U.S. Representative Pushes for National EMS Memorial

U.S. Rep. Stephen F. Lynch is pushing for a national memorial in Washington, D.C., to honor the men and women in Emergency Medical Services, an idea first proposed by Boston’s own EMS members.

‘I am proud to introduce this legislation to establish a memorial to honor the dedicated service and ongoing commitment of the men and women of our EMS across the nation,’ said Lynch (D-South Boston). ‘This memorial is long overdue. EMS providers are a critical component of our nation’s homeland and national security efforts.’

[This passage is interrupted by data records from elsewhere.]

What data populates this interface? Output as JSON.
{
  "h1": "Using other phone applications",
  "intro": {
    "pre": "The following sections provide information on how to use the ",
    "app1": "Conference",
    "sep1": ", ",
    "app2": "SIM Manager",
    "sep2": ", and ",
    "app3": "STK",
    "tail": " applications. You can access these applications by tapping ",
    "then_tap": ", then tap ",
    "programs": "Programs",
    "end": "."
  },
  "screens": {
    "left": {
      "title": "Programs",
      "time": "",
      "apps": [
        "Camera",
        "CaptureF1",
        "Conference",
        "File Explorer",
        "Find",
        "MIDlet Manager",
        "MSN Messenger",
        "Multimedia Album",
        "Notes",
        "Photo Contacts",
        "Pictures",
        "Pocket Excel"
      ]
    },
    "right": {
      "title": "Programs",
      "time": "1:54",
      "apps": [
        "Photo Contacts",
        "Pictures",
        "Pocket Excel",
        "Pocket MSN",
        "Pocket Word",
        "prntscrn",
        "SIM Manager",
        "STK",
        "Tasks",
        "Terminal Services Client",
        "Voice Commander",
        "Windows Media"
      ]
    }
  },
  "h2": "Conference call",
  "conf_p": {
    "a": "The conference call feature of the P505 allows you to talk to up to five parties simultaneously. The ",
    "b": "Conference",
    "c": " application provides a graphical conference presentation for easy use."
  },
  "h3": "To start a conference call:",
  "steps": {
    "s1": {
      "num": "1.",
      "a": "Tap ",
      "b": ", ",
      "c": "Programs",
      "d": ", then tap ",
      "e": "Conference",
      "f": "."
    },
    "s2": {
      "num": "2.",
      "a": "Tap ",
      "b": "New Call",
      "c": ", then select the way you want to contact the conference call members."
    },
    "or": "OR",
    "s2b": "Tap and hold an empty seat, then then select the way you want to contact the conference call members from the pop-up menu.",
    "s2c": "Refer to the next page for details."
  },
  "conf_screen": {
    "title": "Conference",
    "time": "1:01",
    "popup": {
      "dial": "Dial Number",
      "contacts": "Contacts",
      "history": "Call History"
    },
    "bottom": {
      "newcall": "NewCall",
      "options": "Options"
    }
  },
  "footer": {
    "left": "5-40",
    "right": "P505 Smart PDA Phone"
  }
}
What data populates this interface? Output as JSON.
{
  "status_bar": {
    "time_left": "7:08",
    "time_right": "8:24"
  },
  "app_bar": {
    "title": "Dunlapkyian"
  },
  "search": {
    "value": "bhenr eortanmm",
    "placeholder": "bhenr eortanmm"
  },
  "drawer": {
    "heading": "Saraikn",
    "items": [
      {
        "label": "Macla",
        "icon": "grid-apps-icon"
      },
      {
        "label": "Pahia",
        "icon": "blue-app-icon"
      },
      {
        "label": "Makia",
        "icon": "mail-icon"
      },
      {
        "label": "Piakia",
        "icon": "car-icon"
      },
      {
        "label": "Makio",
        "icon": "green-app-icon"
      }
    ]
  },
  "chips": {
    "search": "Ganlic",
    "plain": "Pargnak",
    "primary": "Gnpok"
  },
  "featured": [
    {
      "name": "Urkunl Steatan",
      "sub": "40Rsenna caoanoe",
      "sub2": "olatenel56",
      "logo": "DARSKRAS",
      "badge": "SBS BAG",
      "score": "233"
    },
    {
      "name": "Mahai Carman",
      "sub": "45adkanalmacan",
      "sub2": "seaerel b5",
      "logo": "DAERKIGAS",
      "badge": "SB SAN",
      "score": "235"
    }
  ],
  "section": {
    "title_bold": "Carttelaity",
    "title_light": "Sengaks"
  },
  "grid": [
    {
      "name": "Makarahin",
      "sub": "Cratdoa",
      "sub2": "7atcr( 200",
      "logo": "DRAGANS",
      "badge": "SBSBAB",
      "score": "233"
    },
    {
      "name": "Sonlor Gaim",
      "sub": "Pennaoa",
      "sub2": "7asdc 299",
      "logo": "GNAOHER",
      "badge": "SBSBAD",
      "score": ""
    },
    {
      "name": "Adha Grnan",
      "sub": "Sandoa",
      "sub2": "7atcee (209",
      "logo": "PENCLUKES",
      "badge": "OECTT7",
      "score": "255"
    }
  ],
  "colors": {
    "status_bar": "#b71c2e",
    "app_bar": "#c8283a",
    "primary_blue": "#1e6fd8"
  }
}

Each year, 850,000 EMS providers answer more than 30 million calls to serve 22 million patients, Lynch’s office said. EMS providers die in the line of duty at a rate more than twice the national average for all occupational fatalities, according to the Department of Labor and the National Highway Safety Administration.

Here in Boston, attacks on EMTs are all too common. Tony O’Brien, an EMT assigned to Charlestown, responded to a call last December and the woman bit him so severely she removed a chunk of flesh from his hand. The woman initially refused to be tested for diseases, forcing the veteran medic to take a cocktail of unpleasant drugs to ward off infections, he said.

‘Boston Police Patrolmen’s Association/EMS Division has had an active role in pushing for a monument since the 1990s,’ O’Brien said.

‘We established the EMS Bike Ride in 1999 to bring attention to the issue and honor those lost,’ he said. ‘It continues today.’

They also established the foundation needed to build the memorial, and the president, treasurer and executive director all are from Boston, said O’Brien, who sits on the board of directors with several other local members, including retired EMS chief and former FEMA deputy Rich Serino.

Lynch’s bill formalizes the National Emergency Medical Services Memorial Foundation, which will be responsible for designing, siting and creating a memorial in Washington, D.C., to honor the service and sacrifice of the nation’s EMS members.

Said Lynch: ‘It is time to recognize the efforts of our EMS and memorialize the selfless and ultimate sacrifice made by more than 600 members of the nation’s EMS, their families and loved ones.’

No posts to display